DIRECTIONS FOR THIS TASK:
Once the pictures are removed, output the remaining entries exactly as given.

##### RECORDS FOR THIS TASK

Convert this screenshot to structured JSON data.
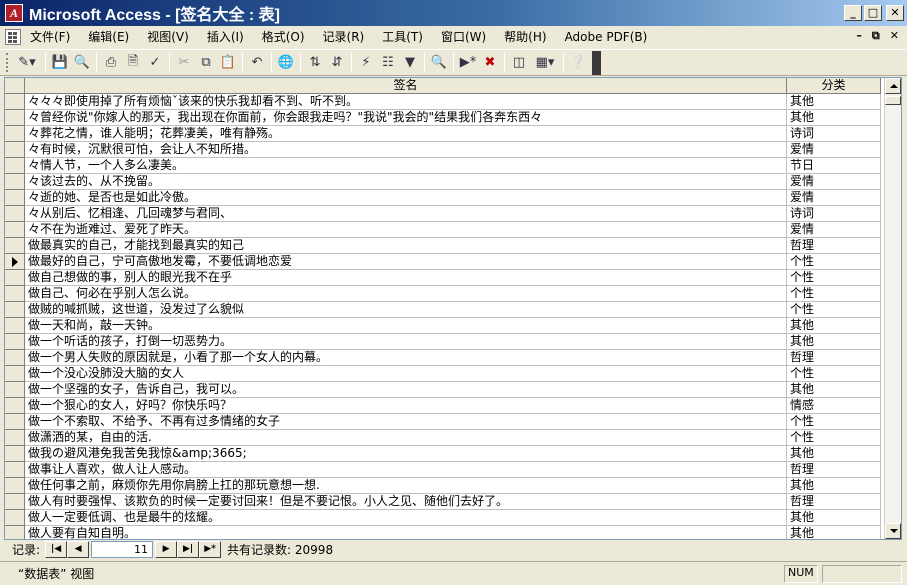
{
  "window": {
    "title": "Microsoft Access - [签名大全 : 表]",
    "app_icon_letter": "A",
    "min_glyph": "_",
    "max_glyph": "□",
    "close_glyph": "✕"
  },
  "menu": {
    "items": [
      "文件(F)",
      "编辑(E)",
      "视图(V)",
      "插入(I)",
      "格式(O)",
      "记录(R)",
      "工具(T)",
      "窗口(W)",
      "帮助(H)",
      "Adobe PDF(B)"
    ],
    "mdi_min": "–",
    "mdi_restore": "⧉",
    "mdi_close": "✕"
  },
  "toolbar": {
    "icons": [
      "design-view-icon",
      "save-icon",
      "search-file-icon",
      "print-icon",
      "print-preview-icon",
      "spelling-icon",
      "cut-icon",
      "copy-icon",
      "paste-icon",
      "undo-icon",
      "hyperlink-icon",
      "sort-ascending-icon",
      "sort-descending-icon",
      "filter-by-selection-icon",
      "filter-by-form-icon",
      "apply-filter-icon",
      "find-icon",
      "new-record-icon",
      "delete-record-icon",
      "properties-icon",
      "database-window-icon",
      "help-icon"
    ]
  },
  "grid": {
    "columns": [
      "签名",
      "分类"
    ],
    "current_row_index": 10,
    "rows": [
      [
        "々々々即使用掉了所有烦恼ˇ该来的快乐我却看不到、听不到。",
        "其他"
      ],
      [
        "々曾经你说\"你嫁人的那天，我出现在你面前，你会跟我走吗？\"我说\"我会的\"结果我们各奔东西々",
        "其他"
      ],
      [
        "々葬花之情，谁人能明；花葬凄美，唯有静殇。",
        "诗词"
      ],
      [
        "々有时候，沉默很可怕，会让人不知所措。",
        "爱情"
      ],
      [
        "々情人节，一个人多么凄美。",
        "节日"
      ],
      [
        "々该过去的、从不挽留。",
        "爱情"
      ],
      [
        "々逝的她、是否也是如此冷傲。",
        "爱情"
      ],
      [
        "々从别后、忆相逢、几回魂梦与君同、",
        "诗词"
      ],
      [
        "々不在为逝难过、爱死了昨天。",
        "爱情"
      ],
      [
        "做最真实的自己，才能找到最真实的知己",
        "哲理"
      ],
      [
        "做最好的自己，宁可高傲地发霉，不要低调地恋爱",
        "个性"
      ],
      [
        "做自己想做的事，别人的眼光我不在乎",
        "个性"
      ],
      [
        "做自己、何必在乎别人怎么说。",
        "个性"
      ],
      [
        "做贼的喊抓贼，这世道，没发过了么貌似",
        "个性"
      ],
      [
        "做一天和尚，敲一天钟。",
        "其他"
      ],
      [
        "做一个听话的孩子，打倒一切恶势力。",
        "其他"
      ],
      [
        "做一个男人失败的原因就是，小看了那一个女人的内幕。",
        "哲理"
      ],
      [
        "做一个没心没肺没大脑的女人",
        "个性"
      ],
      [
        "做一个坚强的女子，告诉自己，我可以。",
        "其他"
      ],
      [
        "做一个狠心的女人，好吗？你快乐吗？",
        "情感"
      ],
      [
        "做一个不索取、不给予、不再有过多情绪的女子",
        "个性"
      ],
      [
        "做潇洒的某，自由的活.",
        "个性"
      ],
      [
        "做我の避风港免我苦免我惊&amp;3665;",
        "其他"
      ],
      [
        "做事让人喜欢，做人让人感动。",
        "哲理"
      ],
      [
        "做任何事之前，麻烦你先用你肩膀上扛的那玩意想一想.",
        "其他"
      ],
      [
        "做人有时要强悍、该欺负的时候一定要讨回来！但是不要记恨。小人之见、随他们去好了。",
        "哲理"
      ],
      [
        "做人一定要低调、也是最牛的炫耀。",
        "其他"
      ],
      [
        "做人要有自知自明。",
        "其他"
      ]
    ]
  },
  "navigation": {
    "label": "记录:",
    "current_record": "11",
    "first": "|◀",
    "prev": "◀",
    "next": "▶",
    "last": "▶|",
    "new": "▶*",
    "total_text": "共有记录数: 20998"
  },
  "status": {
    "view": "“数据表” 视图",
    "num": "NUM"
  }
}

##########

RESPONSE FOR THIS EXERCISE:
Convert this screenshot to structured JSON data.
{
  "window": {
    "title": "Microsoft Access - [签名大全 : 表]",
    "app_icon_letter": "A",
    "min_glyph": "_",
    "max_glyph": "□",
    "close_glyph": "✕"
  },
  "menu": {
    "items": [
      "文件(F)",
      "编辑(E)",
      "视图(V)",
      "插入(I)",
      "格式(O)",
      "记录(R)",
      "工具(T)",
      "窗口(W)",
      "帮助(H)",
      "Adobe PDF(B)"
    ],
    "mdi_min": "–",
    "mdi_restore": "⧉",
    "mdi_close": "✕"
  },
  "toolbar": {
    "icons": [
      "design-view-icon",
      "save-icon",
      "search-file-icon",
      "print-icon",
      "print-preview-icon",
      "spelling-icon",
      "cut-icon",
      "copy-icon",
      "paste-icon",
      "undo-icon",
      "hyperlink-icon",
      "sort-ascending-icon",
      "sort-descending-icon",
      "filter-by-selection-icon",
      "filter-by-form-icon",
      "apply-filter-icon",
      "find-icon",
      "new-record-icon",
      "delete-record-icon",
      "properties-icon",
      "database-window-icon",
      "help-icon"
    ]
  },
  "grid": {
    "columns": [
      "签名",
      "分类"
    ],
    "current_row_index": 10,
    "rows": [
      [
        "々々々即使用掉了所有烦恼ˇ该来的快乐我却看不到、听不到。",
        "其他"
      ],
      [
        "々曾经你说\"你嫁人的那天，我出现在你面前，你会跟我走吗？\"我说\"我会的\"结果我们各奔东西々",
        "其他"
      ],
      [
        "々葬花之情，谁人能明；花葬凄美，唯有静殇。",
        "诗词"
      ],
      [
        "々有时候，沉默很可怕，会让人不知所措。",
        "爱情"
      ],
      [
        "々情人节，一个人多么凄美。",
        "节日"
      ],
      [
        "々该过去的、从不挽留。",
        "爱情"
      ],
      [
        "々逝的她、是否也是如此冷傲。",
        "爱情"
      ],
      [
        "々从别后、忆相逢、几回魂梦与君同、",
        "诗词"
      ],
      [
        "々不在为逝难过、爱死了昨天。",
        "爱情"
      ],
      [
        "做最真实的自己，才能找到最真实的知己",
        "哲理"
      ],
      [
        "做最好的自己，宁可高傲地发霉，不要低调地恋爱",
        "个性"
      ],
      [
        "做自己想做的事，别人的眼光我不在乎",
        "个性"
      ],
      [
        "做自己、何必在乎别人怎么说。",
        "个性"
      ],
      [
        "做贼的喊抓贼，这世道，没发过了么貌似",
        "个性"
      ],
      [
        "做一天和尚，敲一天钟。",
        "其他"
      ],
      [
        "做一个听话的孩子，打倒一切恶势力。",
        "其他"
      ],
      [
        "做一个男人失败的原因就是，小看了那一个女人的内幕。",
        "哲理"
      ],
      [
        "做一个没心没肺没大脑的女人",
        "个性"
      ],
      [
        "做一个坚强的女子，告诉自己，我可以。",
        "其他"
      ],
      [
        "做一个狠心的女人，好吗？你快乐吗？",
        "情感"
      ],
      [
        "做一个不索取、不给予、不再有过多情绪的女子",
        "个性"
      ],
      [
        "做潇洒的某，自由的活.",
        "个性"
      ],
      [
        "做我の避风港免我苦免我惊&amp;3665;",
        "其他"
      ],
      [
        "做事让人喜欢，做人让人感动。",
        "哲理"
      ],
      [
        "做任何事之前，麻烦你先用你肩膀上扛的那玩意想一想.",
        "其他"
      ],
      [
        "做人有时要强悍、该欺负的时候一定要讨回来！但是不要记恨。小人之见、随他们去好了。",
        "哲理"
      ],
      [
        "做人一定要低调、也是最牛的炫耀。",
        "其他"
      ],
      [
        "做人要有自知自明。",
        "其他"
      ]
    ]
  },
  "navigation": {
    "label": "记录:",
    "current_record": "11",
    "first": "|◀",
    "prev": "◀",
    "next": "▶",
    "last": "▶|",
    "new": "▶*",
    "total_text": "共有记录数: 20998"
  },
  "status": {
    "view": "“数据表” 视图",
    "num": "NUM"
  }
}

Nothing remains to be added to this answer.